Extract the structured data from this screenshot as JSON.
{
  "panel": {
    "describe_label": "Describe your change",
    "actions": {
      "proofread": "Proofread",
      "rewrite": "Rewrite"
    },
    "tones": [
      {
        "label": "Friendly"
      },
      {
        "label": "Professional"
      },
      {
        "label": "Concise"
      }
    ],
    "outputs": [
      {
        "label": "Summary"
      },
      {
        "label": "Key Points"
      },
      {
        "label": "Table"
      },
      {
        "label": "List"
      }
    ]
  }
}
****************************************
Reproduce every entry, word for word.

## Written solution
Extract the structured data from this screenshot as JSON.
{
  "panel": {
    "describe_label": "Describe your change",
    "actions": {
      "proofread": "Proofread",
      "rewrite": "Rewrite"
    },
    "tones": [
      {
        "label": "Friendly"
      },
      {
        "label": "Professional"
      },
      {
        "label": "Concise"
      }
    ],
    "outputs": [
      {
        "label": "Summary"
      },
      {
        "label": "Key Points"
      },
      {
        "label": "Table"
      },
      {
        "label": "List"
      }
    ]
  }
}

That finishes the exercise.